So, what made this no different than other codes:

  1. It needed to be accurate.
  2. It needed to be fast.
  3. It needed to be developed quickly.
  4. It should be reusable so that in the future, you don’t even need to write it.

Most of the time, the above will be true for all programs you need to write (though, sometimes it’s okay to ignore number 3 in favor of numbers 1, 2 and 4). The first goes without saying. If your code isn’t accurate (i.e. doing what it should be) then it’s worthless. The second is very desirable, after all, you don’t want to be waiting around for ever for your code to calculate something when the whole point is that a computer should be doing it very quickly. The third is just a reflection of the fact that most of the time, you just need something to solve a problem and you need it now (again, you don’t want to be wasting too much time that could be spent doing other things). Lastly, if you aim to make it reusable now, it make take a couple extra minutes, but it could save you time in the future since you can reuse the same program for a variety of different problems. My code can calculate b(z)D(z) = c where c is a constant for any value of c, and since D(z) depends on \Omega_{\mathrm{M}} and \Omega_{\Lambda}, it can also take any value of those parameters via the parameter file (which is parsed by my custom HARPPI library).

So, what can I learn from this that will help me have more success in the future? We obviously can’t prepare ourselves by learning everything we need to know to solve every problem, whether that be from the coding side or the problem solving side. I just happened to be lucky that I was prepared this time. But, there are some general lessons to take away here. First, I didn’t have to write custom parameter parsing functions (like I did for longer than I should have) because I have created a custom library for that now which is setup on my system in a way that I can simply #include <harppi.h> in the cpp file, and then link the library with -lharppi when compiling with g++. This highlights how writing reusable, flexible code to solve problems you come across frequently helps you in the long run. Sure you may spend a while creating some library of functions, but once you have them you can easily use those functions over and over again. Also, because some really smart people have written the GSL, there are lots of tools that I can simply use without having to write custom code. So, the lesson here is don’t reinvent the wheel. Try your best to recognize when custom code you are writing is something that should be very reusable and create library with the function in it so you can access them easily later. Try to learn about useful libraries that have already been developed, and use them when you can.

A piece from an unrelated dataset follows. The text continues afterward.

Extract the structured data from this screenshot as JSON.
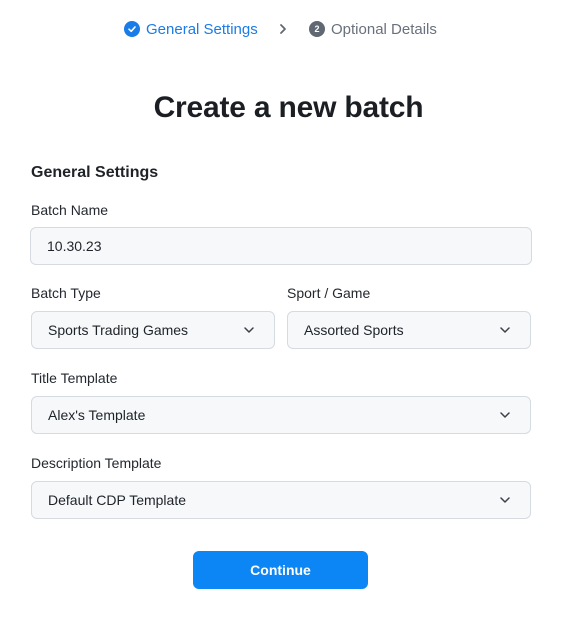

You might be asking, how do I know when I might need to create reusable code? When in doubt, make it reusable. By that I mean, avoid hard coded values as much as possible and use a parameter file to pass numeric values you might need. That way, in the least, the code can do the same calculation for any values of constants. Then, if you do find yourself running that code a lot, move it to a custom library, place that in a local lib directory with the associated header file in a local include directory, both specified in your path variables as needed to make inclusion in future code very simple.

So, the success of even a simple piece of code can help you figure out strategies for the future. Introspection is something we should all strive to do more.


Leave a Reply

Fill in your details below or click an icon to log in: Logo

You are commenting using your account. Log Out /  Change )

Google+ photo

You are commenting using your Google+ account. Log Out /  Change )

Twitter picture

You are commenting using your Twitter account. Log Out /  Change )

Facebook photo

You are commenting using your Facebook account. Log Out /  Change )


Connecting to %s